=== Stored items from a collection ===
__________________________________________________
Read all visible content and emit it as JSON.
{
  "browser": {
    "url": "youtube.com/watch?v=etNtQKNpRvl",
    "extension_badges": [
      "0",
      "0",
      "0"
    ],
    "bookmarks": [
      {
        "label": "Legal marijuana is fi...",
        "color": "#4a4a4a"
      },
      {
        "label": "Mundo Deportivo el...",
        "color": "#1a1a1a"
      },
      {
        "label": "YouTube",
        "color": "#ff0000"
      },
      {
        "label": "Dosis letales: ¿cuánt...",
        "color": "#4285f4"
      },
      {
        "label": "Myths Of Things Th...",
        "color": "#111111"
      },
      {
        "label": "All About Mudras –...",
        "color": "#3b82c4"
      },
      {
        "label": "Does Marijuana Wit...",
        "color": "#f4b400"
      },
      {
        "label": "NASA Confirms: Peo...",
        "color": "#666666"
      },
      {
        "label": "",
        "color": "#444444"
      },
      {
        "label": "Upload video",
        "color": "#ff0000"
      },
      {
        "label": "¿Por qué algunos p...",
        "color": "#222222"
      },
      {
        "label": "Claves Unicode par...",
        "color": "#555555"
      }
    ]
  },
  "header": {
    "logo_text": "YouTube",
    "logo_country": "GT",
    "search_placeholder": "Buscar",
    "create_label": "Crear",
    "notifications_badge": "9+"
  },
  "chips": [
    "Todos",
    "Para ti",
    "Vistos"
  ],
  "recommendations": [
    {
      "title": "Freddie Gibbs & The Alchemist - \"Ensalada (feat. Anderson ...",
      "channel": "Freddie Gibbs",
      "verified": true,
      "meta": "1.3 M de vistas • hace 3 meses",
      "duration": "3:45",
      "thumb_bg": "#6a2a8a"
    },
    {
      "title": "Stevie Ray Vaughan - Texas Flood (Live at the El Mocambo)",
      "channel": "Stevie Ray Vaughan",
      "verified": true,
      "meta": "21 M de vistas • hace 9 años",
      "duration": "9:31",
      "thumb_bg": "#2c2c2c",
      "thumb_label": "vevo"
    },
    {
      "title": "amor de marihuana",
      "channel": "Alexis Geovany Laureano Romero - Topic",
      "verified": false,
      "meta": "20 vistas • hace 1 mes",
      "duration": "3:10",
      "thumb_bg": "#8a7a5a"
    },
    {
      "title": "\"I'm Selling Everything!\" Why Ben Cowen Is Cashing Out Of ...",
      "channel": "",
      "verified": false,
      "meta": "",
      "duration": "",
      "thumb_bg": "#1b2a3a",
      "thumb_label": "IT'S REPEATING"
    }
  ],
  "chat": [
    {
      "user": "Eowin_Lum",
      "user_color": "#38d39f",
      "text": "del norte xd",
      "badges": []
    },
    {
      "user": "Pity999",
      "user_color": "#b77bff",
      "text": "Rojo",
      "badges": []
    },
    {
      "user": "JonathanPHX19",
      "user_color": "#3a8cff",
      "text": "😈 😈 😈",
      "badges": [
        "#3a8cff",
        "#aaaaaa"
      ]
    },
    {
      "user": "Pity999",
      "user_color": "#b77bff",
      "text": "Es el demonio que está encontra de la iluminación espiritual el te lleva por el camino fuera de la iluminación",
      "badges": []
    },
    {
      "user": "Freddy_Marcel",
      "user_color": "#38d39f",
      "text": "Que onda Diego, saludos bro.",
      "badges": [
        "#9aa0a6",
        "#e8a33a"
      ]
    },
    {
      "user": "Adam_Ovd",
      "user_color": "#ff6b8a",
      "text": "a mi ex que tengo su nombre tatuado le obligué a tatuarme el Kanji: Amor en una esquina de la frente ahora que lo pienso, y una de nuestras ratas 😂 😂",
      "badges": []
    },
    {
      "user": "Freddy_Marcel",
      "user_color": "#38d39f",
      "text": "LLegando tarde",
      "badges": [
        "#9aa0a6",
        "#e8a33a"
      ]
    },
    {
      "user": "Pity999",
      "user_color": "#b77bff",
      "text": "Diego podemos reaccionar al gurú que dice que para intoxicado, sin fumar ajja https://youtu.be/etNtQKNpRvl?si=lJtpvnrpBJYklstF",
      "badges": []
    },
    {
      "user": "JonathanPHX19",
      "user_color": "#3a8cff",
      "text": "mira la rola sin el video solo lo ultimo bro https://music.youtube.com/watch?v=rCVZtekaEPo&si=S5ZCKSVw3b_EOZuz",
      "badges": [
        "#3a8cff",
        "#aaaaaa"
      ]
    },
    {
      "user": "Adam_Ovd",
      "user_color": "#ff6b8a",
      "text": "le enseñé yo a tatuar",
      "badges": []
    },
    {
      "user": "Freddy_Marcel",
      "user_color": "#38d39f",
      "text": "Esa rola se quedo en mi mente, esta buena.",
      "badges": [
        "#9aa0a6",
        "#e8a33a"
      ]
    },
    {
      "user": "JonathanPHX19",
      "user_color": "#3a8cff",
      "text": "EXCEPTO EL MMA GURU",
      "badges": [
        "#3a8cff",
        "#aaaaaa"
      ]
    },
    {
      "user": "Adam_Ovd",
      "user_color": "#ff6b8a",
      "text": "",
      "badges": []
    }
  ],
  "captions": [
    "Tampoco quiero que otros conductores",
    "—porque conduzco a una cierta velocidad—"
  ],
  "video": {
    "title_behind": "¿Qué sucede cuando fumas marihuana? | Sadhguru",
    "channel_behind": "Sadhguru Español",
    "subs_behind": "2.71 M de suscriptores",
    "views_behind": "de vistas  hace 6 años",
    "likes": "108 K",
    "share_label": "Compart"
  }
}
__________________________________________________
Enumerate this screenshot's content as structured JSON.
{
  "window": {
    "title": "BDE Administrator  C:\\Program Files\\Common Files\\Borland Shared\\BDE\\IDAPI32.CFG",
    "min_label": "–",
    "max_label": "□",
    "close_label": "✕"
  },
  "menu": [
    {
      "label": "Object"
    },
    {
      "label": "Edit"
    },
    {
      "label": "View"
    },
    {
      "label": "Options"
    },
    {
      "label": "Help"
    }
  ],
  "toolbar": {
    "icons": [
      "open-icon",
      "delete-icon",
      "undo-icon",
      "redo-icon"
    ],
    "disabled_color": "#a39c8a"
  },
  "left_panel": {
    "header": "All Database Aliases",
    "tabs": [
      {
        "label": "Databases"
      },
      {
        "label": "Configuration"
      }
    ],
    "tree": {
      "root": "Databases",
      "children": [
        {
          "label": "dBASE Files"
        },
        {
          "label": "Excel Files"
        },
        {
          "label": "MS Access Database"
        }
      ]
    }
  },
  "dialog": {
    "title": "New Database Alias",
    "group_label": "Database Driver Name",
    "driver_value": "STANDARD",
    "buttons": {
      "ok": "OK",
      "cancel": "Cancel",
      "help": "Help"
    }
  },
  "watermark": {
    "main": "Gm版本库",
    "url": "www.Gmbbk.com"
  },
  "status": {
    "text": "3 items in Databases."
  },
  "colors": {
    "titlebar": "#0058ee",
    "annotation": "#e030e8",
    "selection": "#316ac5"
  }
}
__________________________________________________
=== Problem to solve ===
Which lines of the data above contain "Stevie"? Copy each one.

=== Response box ===
      "title": "Stevie Ray Vaughan - Texas Flood (Live at the El Mocambo)",
      "channel": "Stevie Ray Vaughan",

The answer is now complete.